• **WORK INSTRUCTIONS**
Report the count of lines holding "rest" in the records, with no other words.

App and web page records
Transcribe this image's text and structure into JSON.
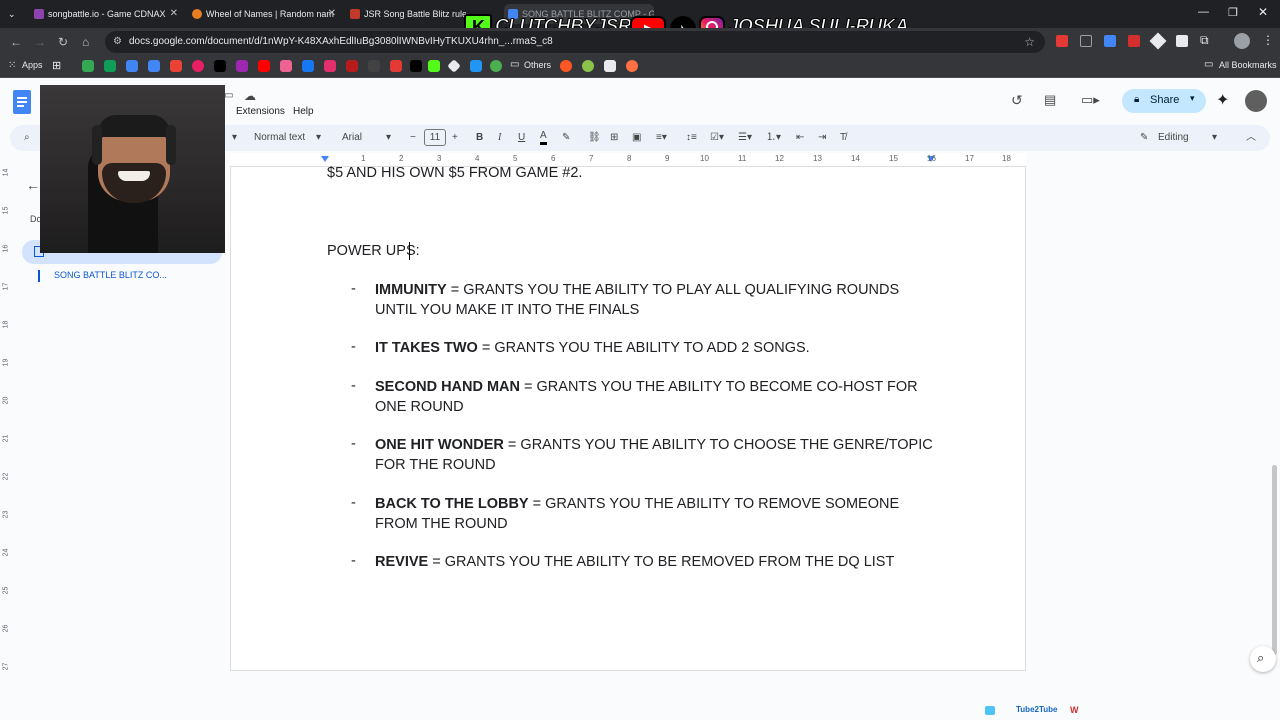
{
  "browser": {
    "tabs": [
      {
        "label": "songbattle.io - Game CDNAX",
        "color": "#8e44ad"
      },
      {
        "label": "Wheel of Names | Random nam",
        "color": "#e67e22"
      },
      {
        "label": "JSR Song Battle Blitz rules - Ch",
        "color": "#c0392b"
      },
      {
        "label": "SONG BATTLE BLITZ COMP - Go",
        "color": "#4285f4"
      }
    ],
    "url": "docs.google.com/document/d/1nWpY-K48XAxhEdlIuBg3080lIWNBvIHyTKUXU4rhn_...rmaS_c8",
    "bookmarks": {
      "apps": "Apps",
      "others": "Others",
      "all_bookmarks": "All Bookmarks"
    }
  },
  "banner": {
    "left": "CLUTCHBYJSR",
    "right": "JOSHUA SULI-RUKA"
  },
  "docs": {
    "menu_extensions": "Extensions",
    "menu_help": "Help",
    "share_label": "Share",
    "style_select": "Normal text",
    "font_select": "Arial",
    "font_size": "11",
    "mode_label": "Editing",
    "outline": {
      "doc_label": "Do",
      "heading": "SONG BATTLE BLITZ CO..."
    },
    "ruler_numbers": [
      "1",
      "2",
      "3",
      "4",
      "5",
      "6",
      "7",
      "8",
      "9",
      "10",
      "11",
      "12",
      "13",
      "14",
      "15",
      "16",
      "17",
      "18"
    ],
    "vruler_numbers": [
      "14",
      "15",
      "16",
      "17",
      "18",
      "19",
      "20",
      "21",
      "22",
      "23",
      "24",
      "25",
      "26",
      "27"
    ]
  },
  "document": {
    "top_line": "$5 AND HIS OWN $5 FROM GAME #2.",
    "section_title": "POWER UPS:",
    "items": [
      {
        "name": "IMMUNITY",
        "rest": " = GRANTS YOU THE ABILITY TO PLAY ALL QUALIFYING ROUNDS UNTIL YOU MAKE IT INTO THE FINALS"
      },
      {
        "name": "IT TAKES TWO",
        "rest": " = GRANTS YOU THE ABILITY TO ADD 2 SONGS."
      },
      {
        "name": "SECOND HAND MAN",
        "rest": " = GRANTS YOU THE ABILITY TO BECOME CO-HOST FOR ONE ROUND"
      },
      {
        "name": "ONE HIT WONDER",
        "rest": " = GRANTS YOU THE ABILITY TO CHOOSE THE GENRE/TOPIC FOR THE ROUND"
      },
      {
        "name": "BACK TO THE LOBBY",
        "rest": " = GRANTS YOU THE ABILITY TO REMOVE SOMEONE FROM THE ROUND"
      },
      {
        "name": "REVIVE",
        "rest": " = GRANTS YOU THE ABILITY TO BE REMOVED FROM THE DQ LIST"
      }
    ],
    "bullet": "-"
  },
  "footer_watermark": "Tube2Tube"
}
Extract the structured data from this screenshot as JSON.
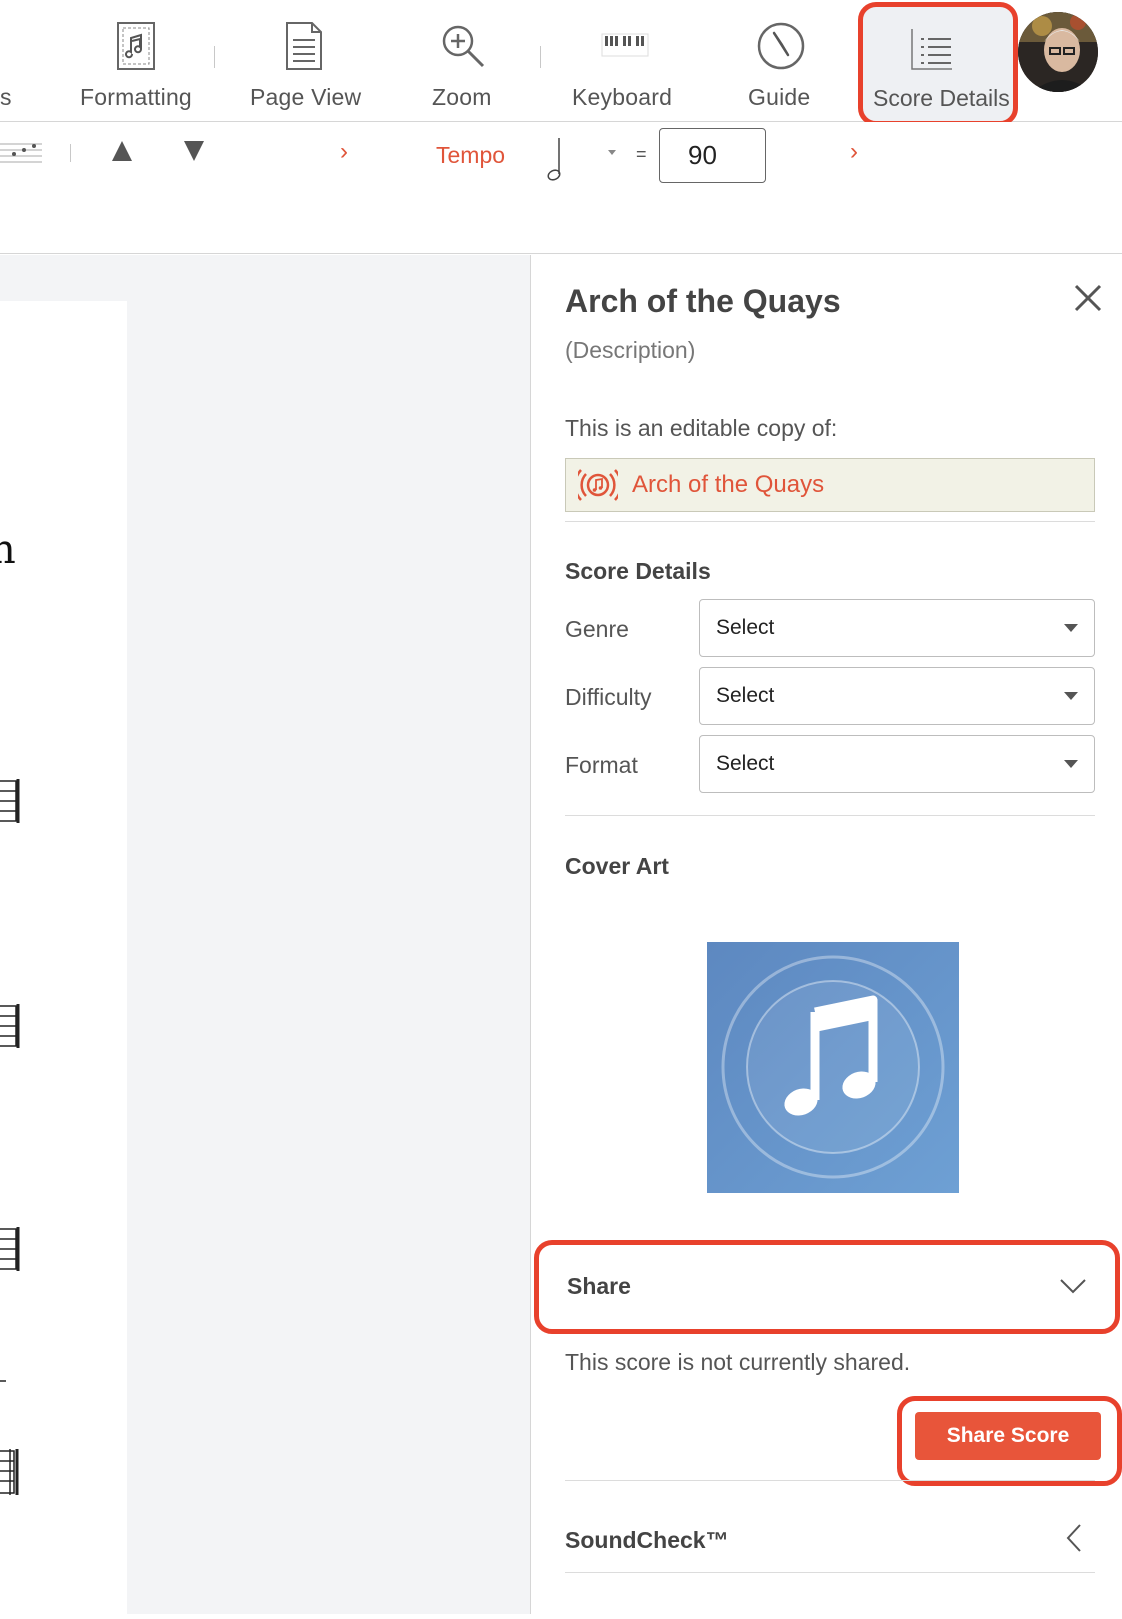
{
  "toolbar": {
    "items": [
      {
        "label": "s",
        "icon": "pen-icon"
      },
      {
        "label": "Formatting",
        "icon": "music-page-icon"
      },
      {
        "label": "Page View",
        "icon": "document-icon"
      },
      {
        "label": "Zoom",
        "icon": "zoom-in-icon"
      },
      {
        "label": "Keyboard",
        "icon": "piano-keys-icon"
      },
      {
        "label": "Guide",
        "icon": "compass-icon"
      },
      {
        "label": "Score Details",
        "icon": "list-icon"
      }
    ],
    "user_avatar": "avatar"
  },
  "subbar": {
    "tempo_label": "Tempo",
    "equals": "=",
    "tempo_value": "90",
    "up_icon": "triangle-up-icon",
    "down_icon": "triangle-down-icon"
  },
  "panel": {
    "title": "Arch of the Quays",
    "description": "(Description)",
    "copy_text": "This is an editable copy of:",
    "source_title": "Arch of the Quays",
    "score_details": {
      "heading": "Score Details",
      "fields": [
        {
          "label": "Genre",
          "value": "Select"
        },
        {
          "label": "Difficulty",
          "value": "Select"
        },
        {
          "label": "Format",
          "value": "Select"
        }
      ]
    },
    "cover_art": {
      "heading": "Cover Art",
      "icon": "music-note-icon"
    },
    "share": {
      "heading": "Share",
      "message": "This score is not currently shared.",
      "button": "Share Score"
    },
    "soundcheck": {
      "heading": "SoundCheck™"
    }
  },
  "colors": {
    "accent": "#e8553a",
    "highlight": "#e8412c",
    "source_bg": "#f2f2e6",
    "cover_bg": "#6a98cc"
  }
}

• **RESULT OF THIS TASK**
6